R. digbyana is native to Mexico, Costa Rica, Honduras and Belize where it grows as an epiphyte often in very harsh conditions and subject to long periods of dryness. Some specimens have actually been found growing on cacti! There are only two species in this genus, R. digbyana and R. glauca. Both are green flowered and have large lips in comparison to the size of the petals and sepals.
The plant is very slow growing and you will need to purchase a plant with at least three pseudobulbs to get it to flower. The plant will eventually put out multiple leads (more than one growth at a time) and you should get more than one flower at that time. They will only bloom on new growth.
The 6-inch leaves are an interesting matte-finish, gray-green color, very different from almost any other leaf color in the Cattleya Alliance. Even the hybrids do not seem to keep the leaf color of this parent. The flower is fairly large and has a wonderful lemony fragrance. Depending upon the cultivar, the flower size is anywhere from 4-5 inches or 10 to 15 centimeters across. It can be any shade of green from chartreuse to lime, has a waxy texture to the petals and sepals and tends to get lighter as the flower ages. It is not a long-lasting flower in that it only stays in bloom for about two weeks, but during that period it is amazing. The flowering season is December to May, depending upon the parentage of your plant.
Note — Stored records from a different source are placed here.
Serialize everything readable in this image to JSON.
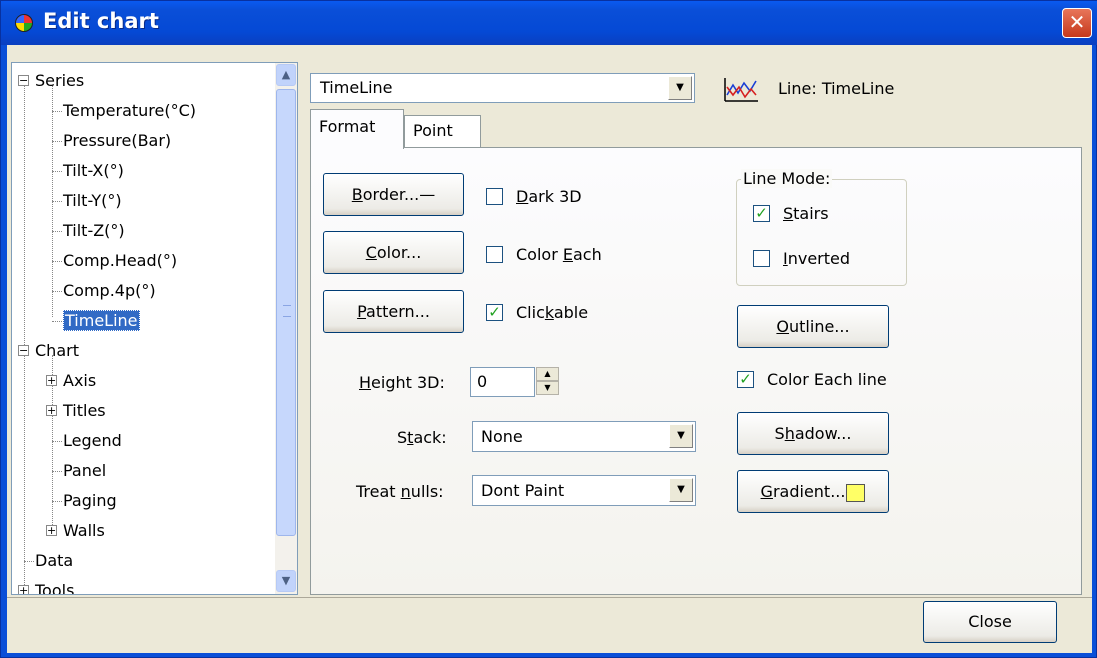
{
  "window": {
    "title": "Edit chart",
    "close_glyph": "✕"
  },
  "tree": {
    "items": [
      {
        "label": "Series",
        "level": 0,
        "expander": "−"
      },
      {
        "label": "Temperature(°C)",
        "level": 1
      },
      {
        "label": "Pressure(Bar)",
        "level": 1
      },
      {
        "label": "Tilt-X(°)",
        "level": 1
      },
      {
        "label": "Tilt-Y(°)",
        "level": 1
      },
      {
        "label": "Tilt-Z(°)",
        "level": 1
      },
      {
        "label": "Comp.Head(°)",
        "level": 1
      },
      {
        "label": "Comp.4p(°)",
        "level": 1
      },
      {
        "label": "TimeLine",
        "level": 1,
        "selected": true
      },
      {
        "label": "Chart",
        "level": 0,
        "expander": "−"
      },
      {
        "label": "Axis",
        "level": 1,
        "expander": "+"
      },
      {
        "label": "Titles",
        "level": 1,
        "expander": "+"
      },
      {
        "label": "Legend",
        "level": 1
      },
      {
        "label": "Panel",
        "level": 1
      },
      {
        "label": "Paging",
        "level": 1
      },
      {
        "label": "Walls",
        "level": 1,
        "expander": "+"
      },
      {
        "label": "Data",
        "level": 0
      },
      {
        "label": "Tools",
        "level": 0,
        "expander": "+"
      }
    ]
  },
  "series_selector": {
    "value": "TimeLine",
    "type_label": "Line: TimeLine",
    "icon": "line-chart-icon"
  },
  "tabs": [
    {
      "label": "Format",
      "active": true
    },
    {
      "label": "Point",
      "active": false
    }
  ],
  "format": {
    "border_button": {
      "underline": "B",
      "rest": "order...—"
    },
    "color_button": {
      "underline": "C",
      "rest": "olor..."
    },
    "pattern_button": {
      "underline": "P",
      "rest": "attern..."
    },
    "dark3d": {
      "pre": "",
      "underline": "D",
      "post": "ark 3D",
      "checked": false
    },
    "color_each": {
      "pre": "Color ",
      "underline": "E",
      "post": "ach",
      "checked": false
    },
    "clickable": {
      "pre": "Clic",
      "underline": "k",
      "post": "able",
      "checked": true
    },
    "height3d": {
      "pre": "",
      "underline": "H",
      "post": "eight 3D:",
      "value": "0"
    },
    "stack": {
      "pre": "S",
      "underline": "t",
      "post": "ack:",
      "value": "None"
    },
    "treat_nulls": {
      "pre": "Treat ",
      "underline": "n",
      "post": "ulls:",
      "value": "Dont Paint"
    },
    "line_mode": {
      "legend": "Line Mode:",
      "stairs": {
        "underline": "S",
        "post": "tairs",
        "checked": true
      },
      "inverted": {
        "underline": "I",
        "post": "nverted",
        "checked": false
      }
    },
    "outline_button": {
      "underline": "O",
      "rest": "utline..."
    },
    "color_each_line": {
      "label": "Color Each line",
      "checked": true
    },
    "shadow_button": {
      "pre": "S",
      "underline": "h",
      "rest": "adow..."
    },
    "gradient_button": {
      "underline": "G",
      "rest": "radient...",
      "swatch_color": "#FFFF66"
    }
  },
  "footer": {
    "close_label": "Close"
  },
  "glyphs": {
    "check": "✓",
    "down": "▼",
    "up": "▲",
    "spin_up": "▲",
    "spin_down": "▼"
  }
}
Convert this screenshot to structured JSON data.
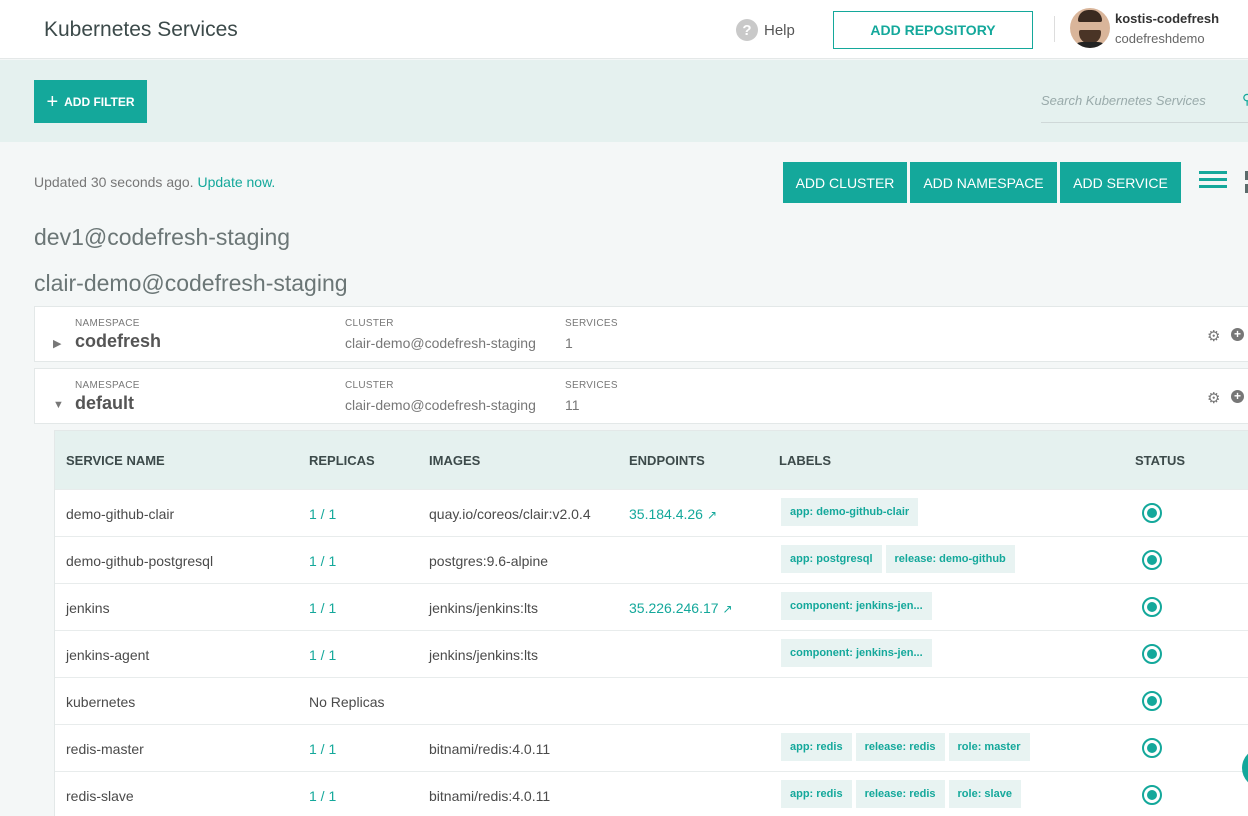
{
  "header": {
    "title": "Kubernetes Services",
    "help_label": "Help",
    "add_repository_label": "ADD REPOSITORY",
    "user": {
      "name": "kostis-codefresh",
      "org": "codefreshdemo"
    }
  },
  "filters": {
    "add_filter_label": "ADD FILTER",
    "search_placeholder": "Search Kubernetes Services",
    "search_value": ""
  },
  "toolbar": {
    "updated_text": "Updated 30 seconds ago.",
    "update_now_label": "Update now.",
    "add_cluster_label": "ADD CLUSTER",
    "add_namespace_label": "ADD NAMESPACE",
    "add_service_label": "ADD SERVICE"
  },
  "clusters": [
    {
      "title": "dev1@codefresh-staging"
    },
    {
      "title": "clair-demo@codefresh-staging"
    }
  ],
  "namespaces": [
    {
      "namespace_label": "NAMESPACE",
      "name": "codefresh",
      "cluster_label": "CLUSTER",
      "cluster": "clair-demo@codefresh-staging",
      "services_label": "SERVICES",
      "services": "1",
      "expanded": false
    },
    {
      "namespace_label": "NAMESPACE",
      "name": "default",
      "cluster_label": "CLUSTER",
      "cluster": "clair-demo@codefresh-staging",
      "services_label": "SERVICES",
      "services": "11",
      "expanded": true
    }
  ],
  "services_table": {
    "columns": [
      "SERVICE NAME",
      "REPLICAS",
      "IMAGES",
      "ENDPOINTS",
      "LABELS",
      "STATUS"
    ],
    "rows": [
      {
        "name": "demo-github-clair",
        "replicas": "1 / 1",
        "image": "quay.io/coreos/clair:v2.0.4",
        "endpoint": "35.184.4.26",
        "labels": [
          "app: demo-github-clair"
        ],
        "status": "running"
      },
      {
        "name": "demo-github-postgresql",
        "replicas": "1 / 1",
        "image": "postgres:9.6-alpine",
        "endpoint": "",
        "labels": [
          "app: postgresql",
          "release: demo-github"
        ],
        "status": "running"
      },
      {
        "name": "jenkins",
        "replicas": "1 / 1",
        "image": "jenkins/jenkins:lts",
        "endpoint": "35.226.246.17",
        "labels": [
          "component: jenkins-jen..."
        ],
        "status": "running"
      },
      {
        "name": "jenkins-agent",
        "replicas": "1 / 1",
        "image": "jenkins/jenkins:lts",
        "endpoint": "",
        "labels": [
          "component: jenkins-jen..."
        ],
        "status": "running"
      },
      {
        "name": "kubernetes",
        "replicas": "No Replicas",
        "image": "",
        "endpoint": "",
        "labels": [],
        "status": "running"
      },
      {
        "name": "redis-master",
        "replicas": "1 / 1",
        "image": "bitnami/redis:4.0.11",
        "endpoint": "",
        "labels": [
          "app: redis",
          "release: redis",
          "role: master"
        ],
        "status": "running"
      },
      {
        "name": "redis-slave",
        "replicas": "1 / 1",
        "image": "bitnami/redis:4.0.11",
        "endpoint": "",
        "labels": [
          "app: redis",
          "release: redis",
          "role: slave"
        ],
        "status": "running"
      }
    ]
  },
  "colors": {
    "accent": "#14a89b",
    "band": "#e5f1ef",
    "background": "#f4f7f7"
  },
  "icons": [
    "help-icon",
    "plus-icon",
    "search-icon",
    "list-view-icon",
    "grid-view-icon",
    "caret-right-icon",
    "caret-down-icon",
    "gear-icon",
    "add-circle-icon",
    "external-link-icon",
    "status-icon"
  ]
}
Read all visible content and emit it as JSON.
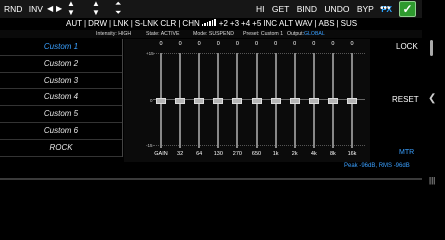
{
  "toolbar": {
    "rnd": "RND",
    "inv": "INV",
    "hi": "HI",
    "get": "GET",
    "bind": "BIND",
    "undo": "UNDO",
    "byp": "BYP",
    "fx": "FX",
    "more": "•••",
    "confirm": "✓"
  },
  "row2": {
    "items": [
      "AUT",
      "|",
      "DRW",
      "|",
      "LNK",
      "|",
      "S-LNK",
      "CLR",
      "|",
      "CHN"
    ],
    "items_b": [
      "+2",
      "+3",
      "+4",
      "+5",
      "INC",
      "ALT",
      "WAV",
      "|",
      "ABS",
      "|",
      "SUS"
    ]
  },
  "status": {
    "intensity": "Intensity: HIGH",
    "state": "State: ACTIVE",
    "mode": "Mode: SUSPEND",
    "preset": "Preset: Custom 1",
    "output_label": "Output:",
    "output_value": "GLOBAL"
  },
  "presets": [
    "Custom 1",
    "Custom 2",
    "Custom 3",
    "Custom 4",
    "Custom 5",
    "Custom 6",
    "ROCK"
  ],
  "active_preset_index": 0,
  "scale": {
    "top": "+15",
    "mid": "0",
    "bottom": "-15"
  },
  "bands": [
    {
      "freq": "GAIN",
      "value": "0"
    },
    {
      "freq": "32",
      "value": "0"
    },
    {
      "freq": "64",
      "value": "0"
    },
    {
      "freq": "130",
      "value": "0"
    },
    {
      "freq": "270",
      "value": "0"
    },
    {
      "freq": "650",
      "value": "0"
    },
    {
      "freq": "1k",
      "value": "0"
    },
    {
      "freq": "2k",
      "value": "0"
    },
    {
      "freq": "4k",
      "value": "0"
    },
    {
      "freq": "8k",
      "value": "0"
    },
    {
      "freq": "16k",
      "value": "0"
    }
  ],
  "right": {
    "lock": "LOCK",
    "reset": "RESET",
    "mtr": "MTR"
  },
  "meter": {
    "peak": "Peak -96dB, RMS -96dB"
  },
  "colors": {
    "accent": "#3aa0ff",
    "confirm": "#2e9a2e"
  }
}
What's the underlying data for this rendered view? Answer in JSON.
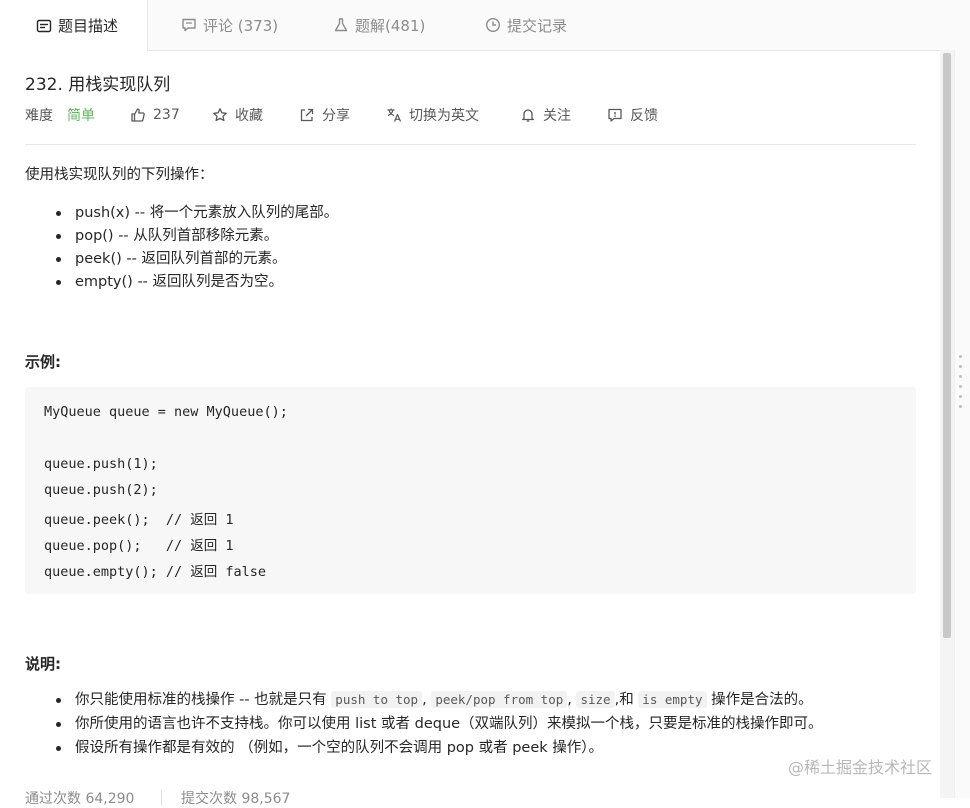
{
  "tabs": [
    {
      "label": "题目描述",
      "icon": "description-icon"
    },
    {
      "label": "评论 (373)",
      "icon": "comment-icon"
    },
    {
      "label": "题解(481)",
      "icon": "flask-icon"
    },
    {
      "label": "提交记录",
      "icon": "clock-icon"
    }
  ],
  "problem": {
    "title": "232. 用栈实现队列",
    "difficulty_label": "难度",
    "difficulty": "简单",
    "likes": "237",
    "favorite": "收藏",
    "share": "分享",
    "switch_lang": "切换为英文",
    "follow": "关注",
    "feedback": "反馈"
  },
  "description": {
    "intro": "使用栈实现队列的下列操作：",
    "operations": [
      "push(x) -- 将一个元素放入队列的尾部。",
      "pop() -- 从队列首部移除元素。",
      "peek() -- 返回队列首部的元素。",
      "empty() -- 返回队列是否为空。"
    ]
  },
  "example": {
    "heading": "示例:",
    "code_lines": [
      "MyQueue queue = new MyQueue();",
      "",
      "queue.push(1);",
      "queue.push(2);",
      "queue.peek();  // 返回 1",
      "queue.pop();   // 返回 1",
      "queue.empty(); // 返回 false"
    ]
  },
  "notes": {
    "heading": "说明:",
    "item1_pre": "你只能使用标准的栈操作 -- 也就是只有",
    "item1_code1": "push to top",
    "item1_code2": "peek/pop from top",
    "item1_code3": "size",
    "item1_and": "和",
    "item1_code4": "is empty",
    "item1_post": "操作是合法的。",
    "sep": ",",
    "item2": "你所使用的语言也许不支持栈。你可以使用 list 或者 deque（双端队列）来模拟一个栈，只要是标准的栈操作即可。",
    "item3": "假设所有操作都是有效的 （例如，一个空的队列不会调用 pop 或者 peek 操作）。"
  },
  "stats": {
    "accepted": "通过次数 64,290",
    "submissions": "提交次数 98,567"
  },
  "watermark": "@稀土掘金技术社区"
}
This is a species which requires high light in order to bloom. It should be grown in very bright indirect light -- most growers who have greenhouses hang it as close to the top of their greenhouse as they can. Outside of this need, R. digbyana is one of the easiest of the orchids to grow. It requires watering when it is growing, but after flowering and during the winter it is one of the most hardy of orchids. I only water mine once a month when it is not in active growth. I have read a couple of items on Australian websites encouraging growers to use the low water usage of this plant to their advantage during the drought conditions there now.
This is a good choice for growers who are able to put plants outside for the summer months since it is easy to grow and can take temperatures from cool to warm. If you have the proper conditions, this is an orchid that should be in any serious grower's collection.